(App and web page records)

Content starts

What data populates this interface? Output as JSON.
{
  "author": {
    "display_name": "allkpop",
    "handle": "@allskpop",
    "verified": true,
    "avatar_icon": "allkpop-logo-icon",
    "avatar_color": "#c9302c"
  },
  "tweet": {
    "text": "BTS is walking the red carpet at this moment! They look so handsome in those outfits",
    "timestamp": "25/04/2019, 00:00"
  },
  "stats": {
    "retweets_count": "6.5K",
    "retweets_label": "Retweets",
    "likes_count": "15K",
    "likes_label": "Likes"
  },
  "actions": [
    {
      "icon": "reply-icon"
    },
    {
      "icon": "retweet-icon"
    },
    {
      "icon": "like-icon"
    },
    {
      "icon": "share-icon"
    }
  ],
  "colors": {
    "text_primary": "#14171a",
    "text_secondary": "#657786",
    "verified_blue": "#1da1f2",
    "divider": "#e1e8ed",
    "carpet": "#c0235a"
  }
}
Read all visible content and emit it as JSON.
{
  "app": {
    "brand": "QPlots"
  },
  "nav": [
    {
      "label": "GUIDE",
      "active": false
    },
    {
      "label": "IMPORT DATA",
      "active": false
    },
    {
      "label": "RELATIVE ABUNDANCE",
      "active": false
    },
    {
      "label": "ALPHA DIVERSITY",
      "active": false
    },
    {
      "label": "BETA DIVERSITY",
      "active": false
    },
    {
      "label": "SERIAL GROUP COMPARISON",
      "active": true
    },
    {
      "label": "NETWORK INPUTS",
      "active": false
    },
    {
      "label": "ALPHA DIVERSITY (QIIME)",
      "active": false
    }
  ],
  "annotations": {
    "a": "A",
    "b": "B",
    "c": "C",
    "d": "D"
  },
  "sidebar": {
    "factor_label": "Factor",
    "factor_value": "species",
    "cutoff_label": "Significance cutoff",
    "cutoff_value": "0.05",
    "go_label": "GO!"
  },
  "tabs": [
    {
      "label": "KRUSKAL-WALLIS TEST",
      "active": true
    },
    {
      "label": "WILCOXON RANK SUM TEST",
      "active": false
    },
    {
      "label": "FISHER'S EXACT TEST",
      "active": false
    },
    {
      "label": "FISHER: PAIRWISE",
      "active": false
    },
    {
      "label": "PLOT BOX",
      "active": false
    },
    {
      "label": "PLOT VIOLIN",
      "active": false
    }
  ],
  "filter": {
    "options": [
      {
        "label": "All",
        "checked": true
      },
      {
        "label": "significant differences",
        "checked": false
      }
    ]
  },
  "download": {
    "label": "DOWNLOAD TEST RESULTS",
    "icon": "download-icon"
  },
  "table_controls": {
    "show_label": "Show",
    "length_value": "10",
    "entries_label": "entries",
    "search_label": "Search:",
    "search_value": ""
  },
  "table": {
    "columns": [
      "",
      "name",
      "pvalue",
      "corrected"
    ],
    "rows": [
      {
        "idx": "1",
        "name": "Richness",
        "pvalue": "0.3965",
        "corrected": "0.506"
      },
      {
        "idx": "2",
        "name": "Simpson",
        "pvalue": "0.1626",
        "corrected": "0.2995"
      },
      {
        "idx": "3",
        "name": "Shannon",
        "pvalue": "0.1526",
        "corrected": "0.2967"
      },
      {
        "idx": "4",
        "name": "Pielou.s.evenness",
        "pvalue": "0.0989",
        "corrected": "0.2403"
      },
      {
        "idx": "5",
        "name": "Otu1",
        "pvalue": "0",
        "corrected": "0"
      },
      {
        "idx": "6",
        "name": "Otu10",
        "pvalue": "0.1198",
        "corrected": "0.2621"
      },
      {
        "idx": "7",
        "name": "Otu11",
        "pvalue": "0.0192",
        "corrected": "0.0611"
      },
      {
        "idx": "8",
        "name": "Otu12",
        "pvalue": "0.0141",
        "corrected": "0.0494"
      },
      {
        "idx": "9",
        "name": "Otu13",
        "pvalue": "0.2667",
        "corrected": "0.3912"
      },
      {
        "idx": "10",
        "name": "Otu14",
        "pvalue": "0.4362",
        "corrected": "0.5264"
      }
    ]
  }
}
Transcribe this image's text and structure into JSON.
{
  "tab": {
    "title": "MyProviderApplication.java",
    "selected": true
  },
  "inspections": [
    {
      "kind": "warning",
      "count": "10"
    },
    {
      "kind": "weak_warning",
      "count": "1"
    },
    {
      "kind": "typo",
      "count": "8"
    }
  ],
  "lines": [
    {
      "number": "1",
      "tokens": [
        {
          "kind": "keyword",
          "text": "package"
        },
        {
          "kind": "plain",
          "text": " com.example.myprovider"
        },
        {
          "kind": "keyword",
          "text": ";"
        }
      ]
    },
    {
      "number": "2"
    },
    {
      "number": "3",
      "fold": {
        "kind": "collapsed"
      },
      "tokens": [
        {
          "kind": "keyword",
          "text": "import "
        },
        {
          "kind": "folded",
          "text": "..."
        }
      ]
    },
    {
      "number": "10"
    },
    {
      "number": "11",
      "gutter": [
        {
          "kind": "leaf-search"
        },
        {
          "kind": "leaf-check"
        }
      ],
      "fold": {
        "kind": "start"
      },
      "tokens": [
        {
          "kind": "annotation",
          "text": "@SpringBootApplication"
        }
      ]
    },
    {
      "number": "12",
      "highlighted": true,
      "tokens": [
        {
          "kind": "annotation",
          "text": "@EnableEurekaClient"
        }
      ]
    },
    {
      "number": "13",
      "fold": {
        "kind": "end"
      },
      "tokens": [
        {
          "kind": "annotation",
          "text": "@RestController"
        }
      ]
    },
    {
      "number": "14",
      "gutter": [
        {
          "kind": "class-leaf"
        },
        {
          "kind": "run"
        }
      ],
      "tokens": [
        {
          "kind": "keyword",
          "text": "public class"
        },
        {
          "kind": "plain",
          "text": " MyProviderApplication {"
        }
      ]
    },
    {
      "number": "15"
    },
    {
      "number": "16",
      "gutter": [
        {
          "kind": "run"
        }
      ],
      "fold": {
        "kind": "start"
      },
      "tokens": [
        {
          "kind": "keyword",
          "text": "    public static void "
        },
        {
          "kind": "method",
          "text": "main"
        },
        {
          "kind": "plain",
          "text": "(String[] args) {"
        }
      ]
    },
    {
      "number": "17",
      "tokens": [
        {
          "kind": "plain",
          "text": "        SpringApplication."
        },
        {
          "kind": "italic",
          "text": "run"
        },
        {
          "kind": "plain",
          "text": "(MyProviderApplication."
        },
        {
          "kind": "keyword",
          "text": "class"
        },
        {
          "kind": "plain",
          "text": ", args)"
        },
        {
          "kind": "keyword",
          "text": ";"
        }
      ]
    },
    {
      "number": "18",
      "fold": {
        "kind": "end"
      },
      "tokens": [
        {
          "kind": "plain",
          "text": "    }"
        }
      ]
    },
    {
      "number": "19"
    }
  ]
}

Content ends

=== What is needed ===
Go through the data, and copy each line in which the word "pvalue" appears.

=== Task response ===
      "pvalue",
        "pvalue": "0.3965",
        "pvalue": "0.1626",
        "pvalue": "0.1526",
        "pvalue": "0.0989",
        "pvalue": "0",
        "pvalue": "0.1198",
        "pvalue": "0.0192",
        "pvalue": "0.0141",
        "pvalue": "0.2667",
        "pvalue": "0.4362",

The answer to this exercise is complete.